If you're a freelancer or run a web design agency, most of you may think you're selling website. That you're selling website design, development, online shops to people or businesses. You're doing it wrong.

Want to make more money from your web design skills? Don't sell website design or development - sell business tools.

When a client comes to you to make them a website, they don't actually know what they really want (well most don't anyway). Most clients will think, "I want a pretty looking website where I can sell my products or services". What they actually want is a way to make them more money, to sell more products and get their business out there to a bigger audience. Their website just isn't a website, it's a business tool which helps them make more money.

Don't ever sell the technology. Your websites may be WordPress based but don't ever tell your clients the technology you're using - they don't need to know, unless they specifically ask. That's what you're there for, to handle all the technical bits they don't have a clue about.

Let's use one of my own examples.

A client came to me asking for a website - a simple e-commerce store where they wanted to sell their apparel. They also wanted a blog where they could connect social profiles such as Twitter, Facebook and Pinterest.

I asked to see their business and the goods they sell to get a feel of what the business is all about.

I asked questions such as:

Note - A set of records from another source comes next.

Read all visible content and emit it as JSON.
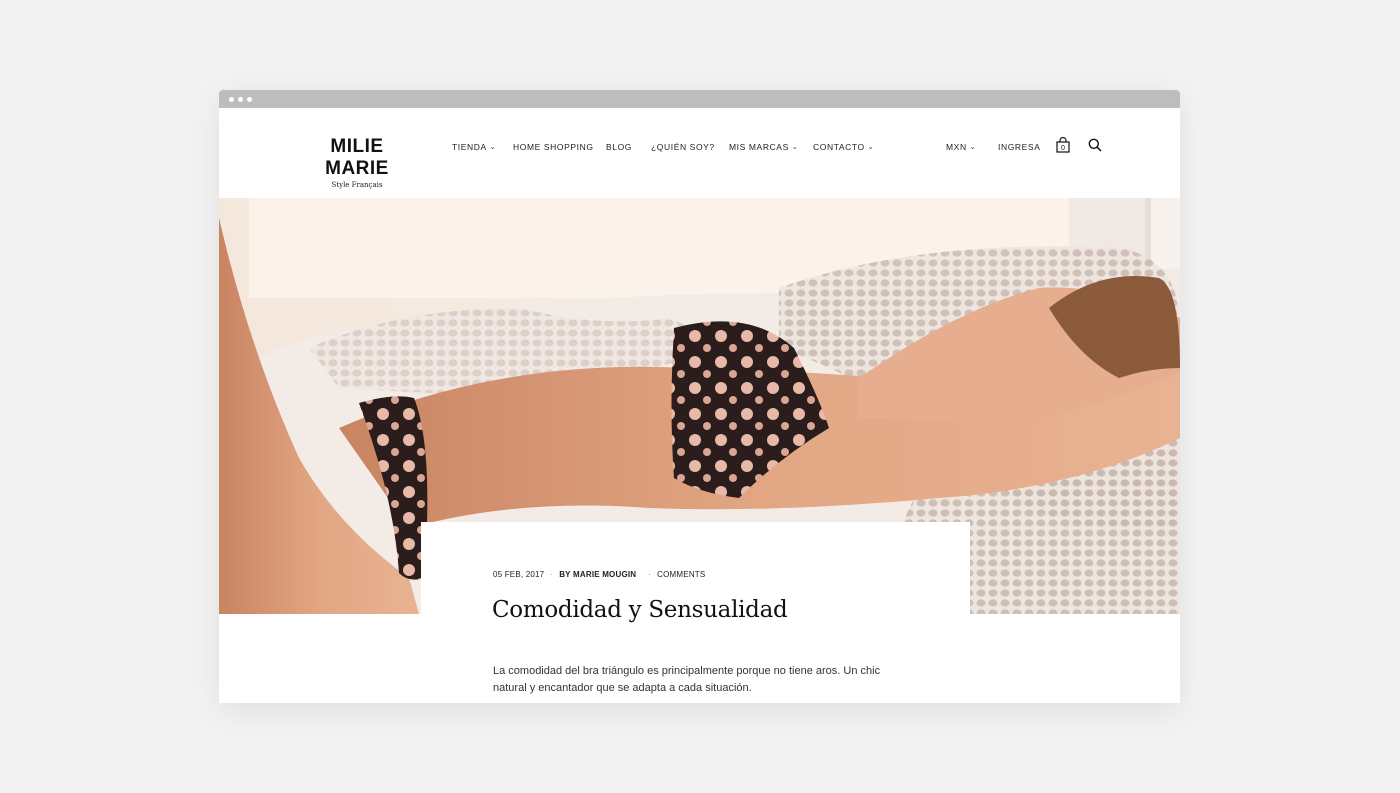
{
  "brand": {
    "name": "MILIE MARIE",
    "tagline": "Style Français"
  },
  "nav": {
    "items": [
      {
        "label": "TIENDA",
        "dropdown": true
      },
      {
        "label": "HOME SHOPPING",
        "dropdown": false
      },
      {
        "label": "BLOG",
        "dropdown": false
      },
      {
        "label": "¿QUIÉN SOY?",
        "dropdown": false
      },
      {
        "label": "MIS MARCAS",
        "dropdown": true
      },
      {
        "label": "CONTACTO",
        "dropdown": true
      }
    ],
    "currency": "MXN",
    "login": "INGRESA",
    "cart_count": "0"
  },
  "post": {
    "date": "05 FEB, 2017",
    "author": "BY MARIE MOUGIN",
    "comments": "COMMENTS",
    "title": "Comodidad y Sensualidad",
    "excerpt": " La comodidad del bra triángulo es principalmente porque no tiene aros. Un chic natural y encantador que se adapta a cada situación."
  },
  "icons": {
    "cart": "shopping-bag-icon",
    "search": "search-icon",
    "chevron": "chevron-down-icon"
  },
  "colors": {
    "background": "#f2f2f2",
    "chrome": "#bdbdbd",
    "text": "#222222"
  }
}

  • How regularly will you be updating your catalogue? Is it once a week, once a month or once every few months?
  • How will you be getting the word out about your regular catalogue updates? Email newsletter?
  • Do you have a dedicated blogger/social media marketer?

I would then go into suggesting other services they may need. Such as SEO, logo design, identity packages, photography...etc.

In the end I didn't just sell a website which sells apparel. I also sold content management training, copywriting training, blogging training, social media training, product photography training, email templates, email training, SEO services, logo design, business card design, letter head design, invoice design and a few other services.

Because of all these different services I sold, I was able to charge a hell of a lot more than I would have just for website design. And I clearly stated all the way through that it's a business tool - not just a website any 14-year-old in his basement could make. This tool would become an essential part of the clients business, just how their suppliers were an essential part of their business, just how the Royal Mail was an essential part to delivering their get the idea.

So next time you acquire a new client, sell business tools, not just a website. It's all about the wording.